Problem statement
This calls for a verbatim copy of all the data, with no images carried over.

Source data
..............................
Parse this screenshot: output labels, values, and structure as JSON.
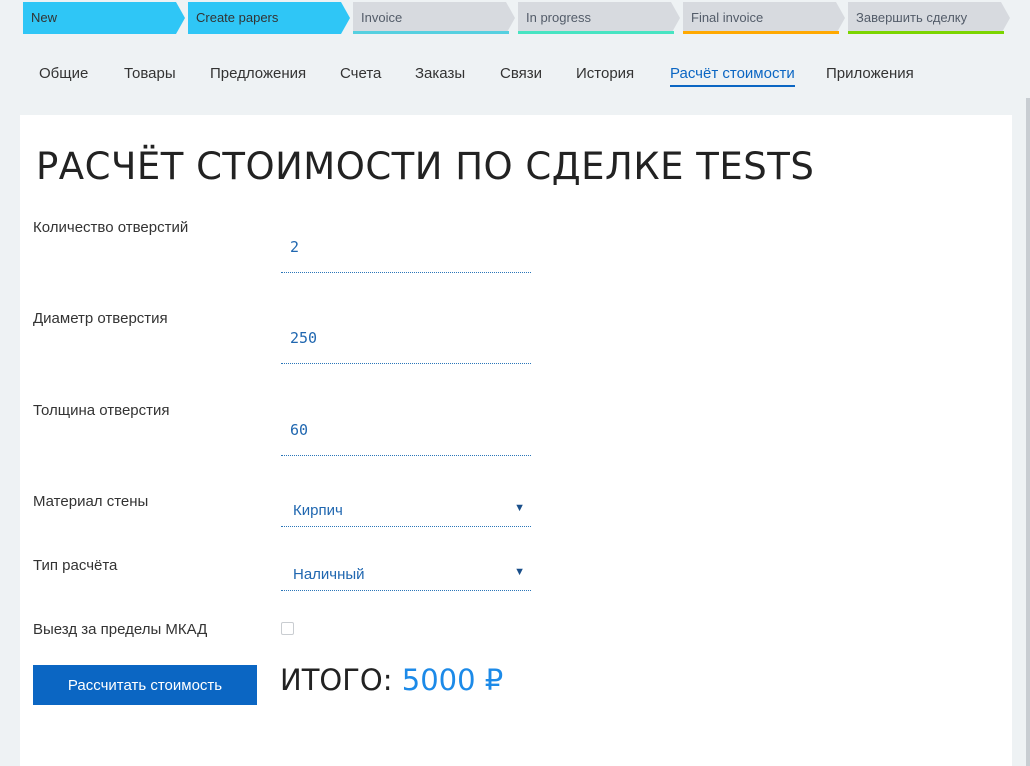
{
  "pipeline": {
    "stages": [
      {
        "label": "New",
        "color": "#2fc6f6"
      },
      {
        "label": "Create papers",
        "color": "#2fc6f6"
      },
      {
        "label": "Invoice",
        "color": "#55d0e0"
      },
      {
        "label": "In progress",
        "color": "#47e4c2"
      },
      {
        "label": "Final invoice",
        "color": "#ffa900"
      },
      {
        "label": "Завершить сделку",
        "color": "#7bd500"
      }
    ]
  },
  "tabs": [
    "Общие",
    "Товары",
    "Предложения",
    "Счета",
    "Заказы",
    "Связи",
    "История",
    "Расчёт стоимости",
    "Приложения"
  ],
  "active_tab": "Расчёт стоимости",
  "form": {
    "title": "РАСЧЁТ СТОИМОСТИ ПО СДЕЛКЕ TESTS",
    "holes_count": {
      "label": "Количество отверстий",
      "value": "2"
    },
    "hole_diameter": {
      "label": "Диаметр отверстия",
      "value": "250"
    },
    "hole_thickness": {
      "label": "Толщина отверстия",
      "value": "60"
    },
    "wall_material": {
      "label": "Материал стены",
      "value": "Кирпич"
    },
    "payment_type": {
      "label": "Тип расчёта",
      "value": "Наличный"
    },
    "outside_mkad": {
      "label": "Выезд за пределы МКАД",
      "checked": false
    },
    "calculate_button": "Рассчитать стоимость",
    "total_label": "ИТОГО:",
    "total_value": "5000 ₽"
  },
  "colors": {
    "accent": "#0b66c3",
    "total": "#1c8ae8"
  }
}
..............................
Solved exercise
Parse this screenshot: output labels, values, and structure as JSON.
{
  "pipeline": {
    "stages": [
      {
        "label": "New",
        "color": "#2fc6f6"
      },
      {
        "label": "Create papers",
        "color": "#2fc6f6"
      },
      {
        "label": "Invoice",
        "color": "#55d0e0"
      },
      {
        "label": "In progress",
        "color": "#47e4c2"
      },
      {
        "label": "Final invoice",
        "color": "#ffa900"
      },
      {
        "label": "Завершить сделку",
        "color": "#7bd500"
      }
    ]
  },
  "tabs": [
    "Общие",
    "Товары",
    "Предложения",
    "Счета",
    "Заказы",
    "Связи",
    "История",
    "Расчёт стоимости",
    "Приложения"
  ],
  "active_tab": "Расчёт стоимости",
  "form": {
    "title": "РАСЧЁТ СТОИМОСТИ ПО СДЕЛКЕ TESTS",
    "holes_count": {
      "label": "Количество отверстий",
      "value": "2"
    },
    "hole_diameter": {
      "label": "Диаметр отверстия",
      "value": "250"
    },
    "hole_thickness": {
      "label": "Толщина отверстия",
      "value": "60"
    },
    "wall_material": {
      "label": "Материал стены",
      "value": "Кирпич"
    },
    "payment_type": {
      "label": "Тип расчёта",
      "value": "Наличный"
    },
    "outside_mkad": {
      "label": "Выезд за пределы МКАД",
      "checked": false
    },
    "calculate_button": "Рассчитать стоимость",
    "total_label": "ИТОГО:",
    "total_value": "5000 ₽"
  },
  "colors": {
    "accent": "#0b66c3",
    "total": "#1c8ae8"
  }
}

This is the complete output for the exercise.